The office of the Principal Scientific Adviser of Indian Government on Sunday said ''Project O2 for India'' has been initiated to ensure supply of critical raw materials such as zeolites, setting up of small oxygen plants, and manufacturing of compressors. according to a report of NDTV. The second wave of COVID-19 saw an increase in demand for medical oxygen in different parts of the country, it said in a statement. Read: Supreme Court steps in to resolve India's oxygen crisis While meeting the current demand, manufacturing medical oxygen also became important to ensure the country has adequate supply in the future. "Project O2 for India" of the Office of Principal Scientific Adviser is to enable stakeholders working to augment the country's ability to meet this rise in demand for medical oxygen. "Under Project O2 for India, a National Consortium of Oxygen is enabling the national level supply of critical raw materials such as zeolites, setting up of small oxygen plants, manufacturing compressors, final products, i.e.,oxygen plants, concentrators, and ventilators," according to the statement. Read: 24 die in southern India hospital due to oxygen shortage The consortium is not only looking forward to providing immediate to short-term relief but also working to strengthen the manufacturing ecosystem for long-term preparedness. A committee of experts has been evaluating critical equipment such as oxygen plants, concentrators, and ventilators from a pool of India-based manufacturers, start-ups, and Micro, Small and Medium Enterprises (MSMEs). The manufacturing and supply consortium includes Bharat Electronics Limited (BEL); Tata Consulting Engineers (TCE); C-CAMP, Bengaluru; IIT Kanpur; IIT Delhi; IIT Bombay, IIT Hyderabad; IISER, Bhopal; Venture Center, Pune; and more than 40 MSMEs, it said. Read Why Shouldn’t You Store Oxygen Cylinder at Home During COVID-19 Pandemic?
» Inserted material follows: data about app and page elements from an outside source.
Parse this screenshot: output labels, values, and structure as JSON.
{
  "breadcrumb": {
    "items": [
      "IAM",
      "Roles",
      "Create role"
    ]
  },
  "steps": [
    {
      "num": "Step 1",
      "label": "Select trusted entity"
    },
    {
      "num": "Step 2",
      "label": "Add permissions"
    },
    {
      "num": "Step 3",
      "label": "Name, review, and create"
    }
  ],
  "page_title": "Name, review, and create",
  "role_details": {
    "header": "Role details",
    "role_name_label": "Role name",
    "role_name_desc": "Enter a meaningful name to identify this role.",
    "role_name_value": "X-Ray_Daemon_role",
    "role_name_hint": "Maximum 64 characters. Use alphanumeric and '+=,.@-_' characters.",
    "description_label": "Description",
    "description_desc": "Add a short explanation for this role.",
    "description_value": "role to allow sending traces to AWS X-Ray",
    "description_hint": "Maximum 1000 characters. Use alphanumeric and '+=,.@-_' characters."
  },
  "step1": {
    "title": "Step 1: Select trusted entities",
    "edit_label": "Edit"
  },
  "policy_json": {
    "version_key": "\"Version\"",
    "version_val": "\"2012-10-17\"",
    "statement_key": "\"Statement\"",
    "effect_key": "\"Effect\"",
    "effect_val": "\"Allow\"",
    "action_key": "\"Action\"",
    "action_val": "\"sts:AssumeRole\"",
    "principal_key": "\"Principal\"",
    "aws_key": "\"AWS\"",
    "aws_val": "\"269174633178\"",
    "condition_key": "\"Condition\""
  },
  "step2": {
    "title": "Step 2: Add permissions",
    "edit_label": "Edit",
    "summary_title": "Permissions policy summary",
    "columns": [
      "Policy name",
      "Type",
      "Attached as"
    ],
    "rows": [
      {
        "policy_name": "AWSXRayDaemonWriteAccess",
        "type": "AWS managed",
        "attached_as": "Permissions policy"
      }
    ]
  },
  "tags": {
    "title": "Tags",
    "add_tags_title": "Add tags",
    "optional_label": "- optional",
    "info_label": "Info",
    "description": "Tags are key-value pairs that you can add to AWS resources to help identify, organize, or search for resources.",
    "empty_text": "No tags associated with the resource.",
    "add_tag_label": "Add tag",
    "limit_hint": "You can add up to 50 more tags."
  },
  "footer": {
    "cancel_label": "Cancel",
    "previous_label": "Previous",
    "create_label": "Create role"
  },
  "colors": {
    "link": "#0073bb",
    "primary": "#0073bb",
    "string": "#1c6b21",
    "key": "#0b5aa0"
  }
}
The consortium has started to secure CSR/philanthropic grants from organisations like USAID, Edwards Life sciences Foundation, Climate Works Foundation, etc, it said. Hope Foundation, American Indian Foundation, Walmart, Hitachi, BNP Paribas, and eInfoChips are procuring oxygen concentrators and VPSA/PSA plants as part of their CSR efforts to aid the consortium's work. NMDC Ltd has agreed to fund the procurement of raw materials like zeolite for the manufacturers in the consortium, it added. Read Oxygen plant to be set up at Osmani Medical College Hospital Source: NDTV